When I was 17 I was lucky enough to spend 22 days in Europe. I went with a group of students & a teacher from my school, but it wasn't a school trip. This teacher goes to Europe every summer, & every other year he takes a group of students.
In those 22 days I visited Englad, France, Switzerland, Italy, Austria & Germany. I have a shit-ton of pictures from the trip, but unfortunately those were my pre-digital camera days & I don't own a scanner. Since I can't share a picture, I'll share one of my favorite European stories.
First, you need to know that I'm an Art History buff. I took Art History classes for 3 years in high school. I was good at it; really, really good at it. My love of art has never gone away.
The trip I took to Europe was during the summer after my 2nd year of Art History. One of our scheduled stops was the Academia in Florence, Italy. That is where Michelangelo's David is on display. This is the David. I think most people are familiar with it, even if they don't care about it. I was so excited to see it & was just sure that I was going to burst into tears when I did.
Well, there were no waterworks. Don't get me wrong, it's amazing. It's more amazing than I could have ever imagined. I had an emotional response, just not the one I expected.
A few days later we were at the Vatican, another scheduled stop. There is so much amazing art at the Vatican that I didn't have time to think about one particular thing I would see. The exterior of the building itself is a work of art, & religious or not, anyone would be in awe when they saw it. One of the stops I did want to make at the Vatican was another of Michelangelo's great works: La Pieta.

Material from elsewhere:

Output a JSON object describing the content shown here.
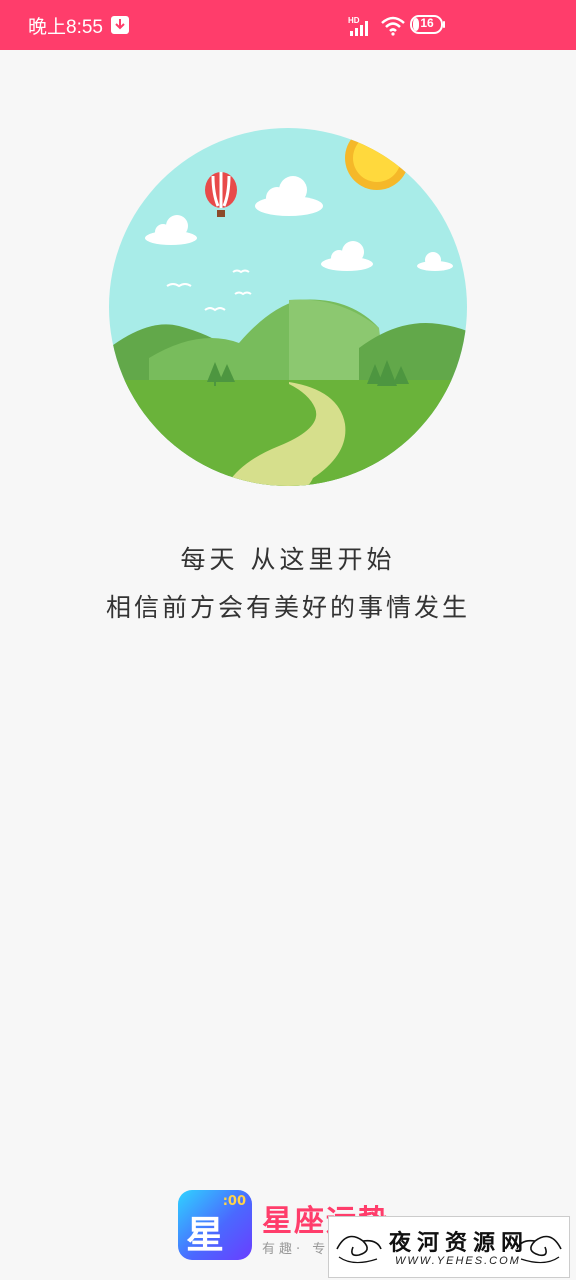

For those of you that don't know, La Pieta (the Pity) has been done over & over throughout art history. It's the image of Christ with Mary immediately after he was taken off the cross. I had seen pictures of Michelangelo's sculpture, as well as the other depictions, more times than I can count. I wasn't expecting any fireworks, especially after having seen David. I was so wrong.
Walking into the Vatican is like being in New York for the first time. It is enormous, & you can't help but look up & try to take it all in. The main room is cavernous, & there is something incredible everywhere you look.

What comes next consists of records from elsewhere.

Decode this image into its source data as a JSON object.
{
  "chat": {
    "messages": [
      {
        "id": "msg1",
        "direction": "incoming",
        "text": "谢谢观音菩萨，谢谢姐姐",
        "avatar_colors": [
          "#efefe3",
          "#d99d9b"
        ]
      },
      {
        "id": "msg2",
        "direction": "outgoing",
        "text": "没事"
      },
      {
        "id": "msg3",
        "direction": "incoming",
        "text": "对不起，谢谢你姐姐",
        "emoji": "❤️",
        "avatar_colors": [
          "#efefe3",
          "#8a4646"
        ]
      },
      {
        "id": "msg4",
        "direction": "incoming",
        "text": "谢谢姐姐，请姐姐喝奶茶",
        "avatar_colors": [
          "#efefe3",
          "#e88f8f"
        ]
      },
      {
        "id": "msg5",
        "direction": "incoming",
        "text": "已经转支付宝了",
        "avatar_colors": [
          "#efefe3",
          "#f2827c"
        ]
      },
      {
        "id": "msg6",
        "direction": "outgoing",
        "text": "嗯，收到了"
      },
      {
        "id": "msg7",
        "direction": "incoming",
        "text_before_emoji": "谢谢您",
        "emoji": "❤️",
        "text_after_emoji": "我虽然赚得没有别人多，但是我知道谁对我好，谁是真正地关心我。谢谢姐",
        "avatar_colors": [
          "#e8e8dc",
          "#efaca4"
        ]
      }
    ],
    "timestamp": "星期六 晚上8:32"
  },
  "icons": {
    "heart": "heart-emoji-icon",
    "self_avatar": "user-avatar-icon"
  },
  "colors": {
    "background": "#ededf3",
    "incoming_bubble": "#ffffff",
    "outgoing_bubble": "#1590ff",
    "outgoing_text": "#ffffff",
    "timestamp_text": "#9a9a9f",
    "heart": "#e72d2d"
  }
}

Just as I'm getting my bearings, a friend of mine says, "There she is."
I turned to my right &, shoved in the corner aside of the entrance, is the La Pieta. In hindsight, I think I it caught me off guard because I sort of expected it to be somewhere prominently displayed. But I suppose that, in the Vatican, everything needs to be prominently displayed & you just run out of room after a while.
The point of this story is, that when I saw it for the first time I immediately burst into tears. I'm not talking watery eyes, either. I'm talking loudly, openly sobbing - right there, in the middle of the Vatican with a crowd of people from all over the world.
It was totally, breathtakingly beautiful. Not to mention the back story. If nothing else, this is the image of a mother cradling her adult son on her lap like a baby after he was murdered. That is probably enough to make you cry, but knowing the story makes it more intense. It also reminded me that Michelangelo lost his own mother when he was very young & what a tribute to motherhood this was.
One of the chaperones on our trip was an Art teacher. She was crying too, even though she had seen it in person many times before. She said something to me that's always stayed with me, "No one who hasn't seen it for themselves will ever understand." After being there myself, I think it's absolutely right.
Image from Swagbucks.com